CRADDOCK: My art practice is my form of communication, my autobiographical work a form of inner communication.  It’s a query. It’s a way to understand my own reality and to connect my experience with other people’s, for example when they see some image that I’ve used in my work and there is flash of ‘I know that.’ My work is a form of communication.

In education, creativity is so important. When I’m teaching, I’m showing students how to see the world differently.  To give them tools and to acknowledge that I understand what they are communicating through their work.  That flash of recognition in another human being.  That communication is big for me.


Transitions Series, 12 x 24" each, mixed media, oil on board

FISHER: How do you envision ACAD supporting alumni?

CRADDOCK: Exhibition opportunities. That’s always needed; a public venue. There are fewer venues available and more artists. Have several exhibitions – not one every 10 years.

And for the younger grads, group shows. There used to be more opportunities for artists in the 1980s and 1990s than there are now. Prepare recent graduates by showing them how to come together and create their own exhibition venues. Whatever it takes. Renting space.  Granting agencies!  Give more guidance for students interested in doing that. Give them something to consider that will help bring them closer to being a professional artist.  The energy dissipates when the student leaves school and falls into work and loan payback.

I was going to say some sort of convention for grads. I don’t know what it would look like. I want to know what skills are coming out of ACAD, what they are doing with their abilities, and how they’ve made their degree work for them professionally.

FISHER: What would you like to be recognized for?

CRADDOCK: Artistically? My painting – without question. That’s been my major focus. I think it’s always been a harder road to be focused on autobiographical work because it doesn't follow a trend — the work comes from a strong internal place that attracts a particular clientele and gallery. But it's authentic and that’s what I’ve had to go with because that's who I am.  

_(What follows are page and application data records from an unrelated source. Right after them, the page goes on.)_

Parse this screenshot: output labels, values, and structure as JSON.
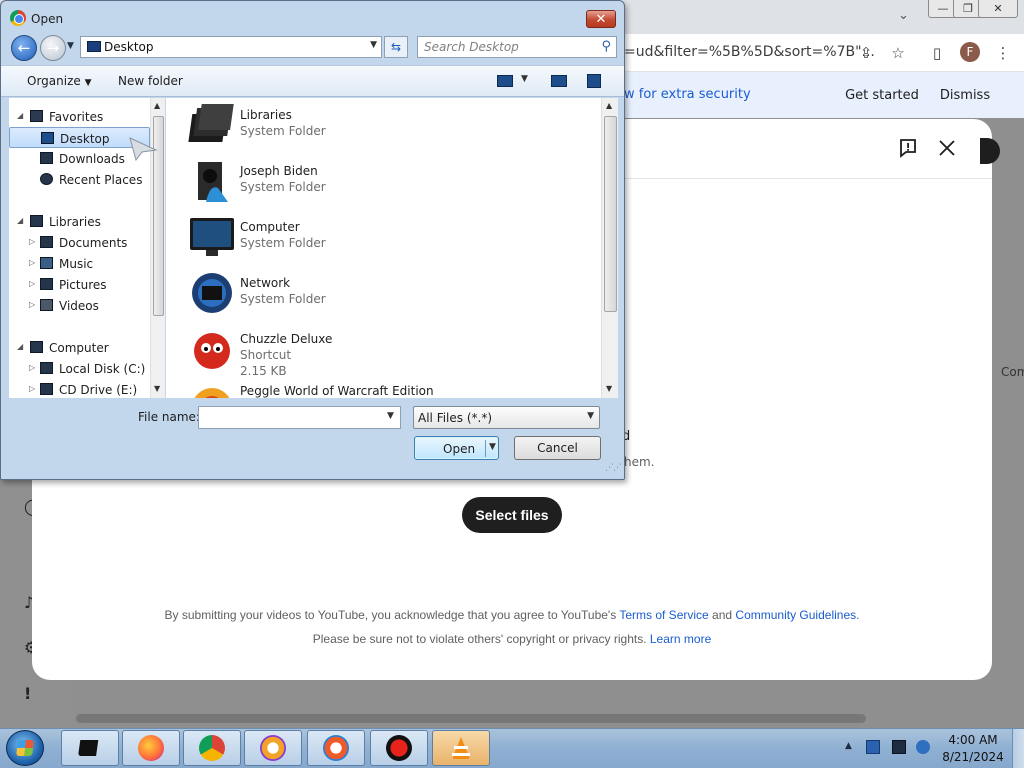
{
  "browser": {
    "url_fragment": "=ud&filter=%5B%5D&sort=%7B\"...",
    "profile_initial": "F",
    "security_banner": "w for extra security",
    "get_started": "Get started",
    "dismiss": "Dismiss",
    "side_text": "Com"
  },
  "youtube_dialog": {
    "partial_line_a": "d",
    "partial_line_b": "hem.",
    "select_files": "Select files",
    "terms_prefix": "By submitting your videos to YouTube, you acknowledge that you agree to YouTube's ",
    "terms_link": "Terms of Service",
    "terms_and": " and ",
    "guidelines_link": "Community Guidelines",
    "terms_suffix": ".",
    "rights_prefix": "Please be sure not to violate others' copyright or privacy rights. ",
    "learn_more": "Learn more"
  },
  "open_dialog": {
    "title": "Open",
    "address": "Desktop",
    "search_placeholder": "Search Desktop",
    "organize": "Organize",
    "new_folder": "New folder",
    "nav": {
      "favorites": "Favorites",
      "desktop": "Desktop",
      "downloads": "Downloads",
      "recent_places": "Recent Places",
      "libraries": "Libraries",
      "documents": "Documents",
      "music": "Music",
      "pictures": "Pictures",
      "videos": "Videos",
      "computer": "Computer",
      "local_disk": "Local Disk (C:)",
      "cd_drive": "CD Drive (E:)"
    },
    "files": [
      {
        "name": "Libraries",
        "type": "System Folder",
        "size": ""
      },
      {
        "name": "Joseph Biden",
        "type": "System Folder",
        "size": ""
      },
      {
        "name": "Computer",
        "type": "System Folder",
        "size": ""
      },
      {
        "name": "Network",
        "type": "System Folder",
        "size": ""
      },
      {
        "name": "Chuzzle Deluxe",
        "type": "Shortcut",
        "size": "2.15 KB"
      },
      {
        "name": "Peggle World of Warcraft Edition",
        "type": "",
        "size": ""
      }
    ],
    "file_name_label": "File name:",
    "file_name_value": "",
    "filter": "All Files (*.*)",
    "open_button": "Open",
    "cancel_button": "Cancel"
  },
  "taskbar": {
    "time": "4:00 AM",
    "date": "8/21/2024"
  }
}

Levitas: Lake Louise Winter, Self Portrait, 60 x 40", oil on birch